The four murder cases, all of which had witnesses, remain unsolved by Norfolk and Portsmouth police officers.
“When the news cycle moves on, people are out of sight out of mind and in fact, some of it doesn’t even get on primetime news,” said Dr. Antpas Harris, the founder and president of the Urban Renewal Center in the Ghent section of Norfolk.
Because their loved ones live with grief every day, The Urban Renewal Center next week will offer a hand to families to say they are not alone.
“We need to raise awareness of the devastation of violence on families by highlighting them and memorializing the young people who have been murdered in our community,” Harris said.
Regina Mobley: We saw, in recent years, the youngest victim of gun violence (Honesty Brehon); a little girl one-month-old shot in Norfolk and we saw the youngest perpetrator of gun violence, a 6-year-old who shot his teacher in the Richneck Elementary School incident.
Dr. Antipas Harris: It’s just devastating; we are creating a culture of violence with the continued violence children are being raised in a culture of violence.
Silencing the culture of violence and amplifying hope are on the program Tuesday, Oct. 10 for the second annual Evening of Hope. The Virginia Symphony will take the lead.
“We are going to have great orchestral performances but also the Shark City drumline will be playing. They are teenagers who use drumming as an alternative to the violent lifestyle.”
10 On Your Side is a proud sponsor of the event; morning show anchor Aesia Toliver will emcee Evening of Hope, which is free and open to the public.
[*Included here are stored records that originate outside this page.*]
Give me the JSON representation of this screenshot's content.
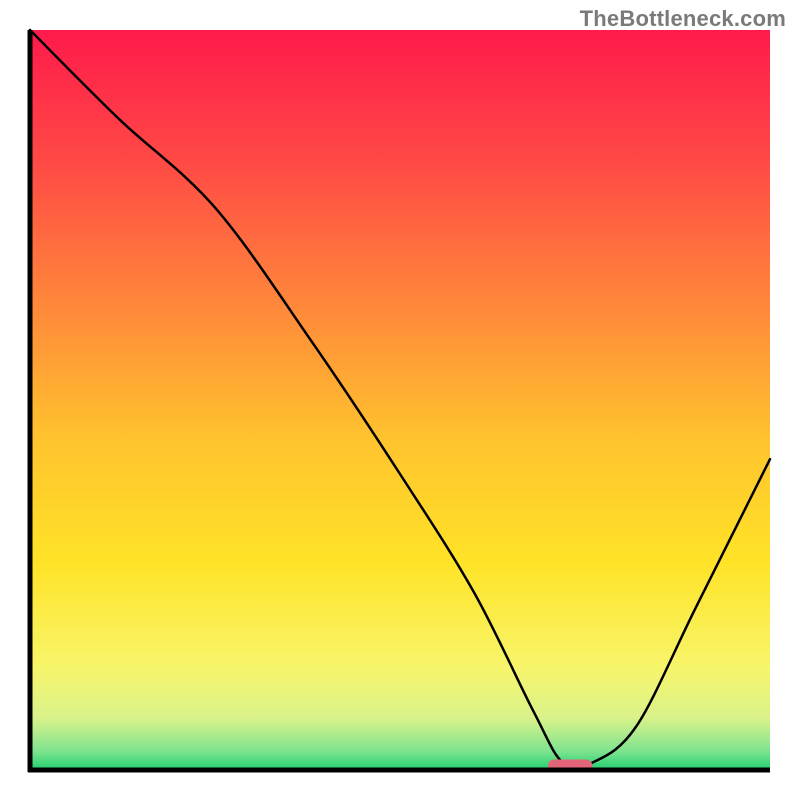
{
  "watermark": "TheBottleneck.com",
  "chart_data": {
    "type": "line",
    "title": "",
    "xlabel": "",
    "ylabel": "",
    "xlim": [
      0,
      100
    ],
    "ylim": [
      0,
      100
    ],
    "grid": false,
    "legend": false,
    "series": [
      {
        "name": "bottleneck-curve",
        "x": [
          0,
          12,
          25,
          38,
          50,
          60,
          68,
          72,
          76,
          82,
          90,
          100
        ],
        "y": [
          100,
          88,
          76,
          58,
          40,
          24,
          8,
          1,
          1,
          6,
          22,
          42
        ]
      }
    ],
    "optimum_marker": {
      "x_start": 70,
      "x_end": 76,
      "y": 0.6
    },
    "gradient_stops": [
      {
        "offset": 0.0,
        "color": "#ff1a4b"
      },
      {
        "offset": 0.18,
        "color": "#ff4a45"
      },
      {
        "offset": 0.38,
        "color": "#ff8a3a"
      },
      {
        "offset": 0.55,
        "color": "#ffc22e"
      },
      {
        "offset": 0.72,
        "color": "#ffe327"
      },
      {
        "offset": 0.86,
        "color": "#f7f56a"
      },
      {
        "offset": 0.93,
        "color": "#d9f28a"
      },
      {
        "offset": 0.975,
        "color": "#7de38f"
      },
      {
        "offset": 1.0,
        "color": "#20d070"
      }
    ]
  }
}
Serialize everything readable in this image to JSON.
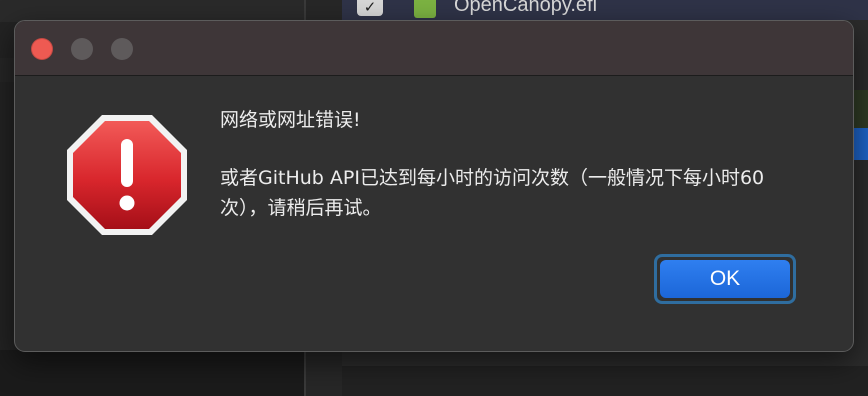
{
  "background": {
    "file_checked": true,
    "file_label": "OpenCanopy.efi",
    "file_icon": "green-file-icon"
  },
  "dialog": {
    "window_controls": [
      "close",
      "minimize",
      "zoom"
    ],
    "icon": "stop-sign-exclamation-icon",
    "title": "网络或网址错误!",
    "body": "或者GitHub API已达到每小时的访问次数（一般情况下每小时60次），请稍后再试。",
    "ok_label": "OK"
  },
  "colors": {
    "accent": "#1d6fe3",
    "close_light": "#ee5a52",
    "stop_red": "#d0202a"
  }
}
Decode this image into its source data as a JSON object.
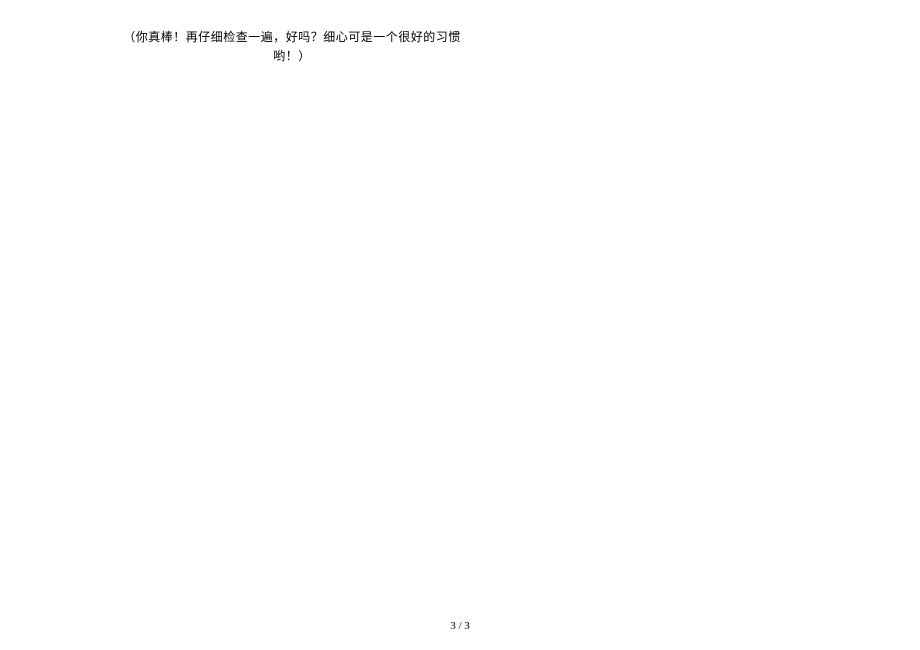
{
  "paragraph": {
    "line1": "（你真棒！再仔细检查一遍，好吗？细心可是一个很好的习惯",
    "line2": "哟！）"
  },
  "footer": {
    "page_number": "3 / 3"
  }
}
If you want the name of your loved one who was lost or injured by violence added to the program, click this link from the Urban Renewal Center. For ticket information, click this link from Eventbrite.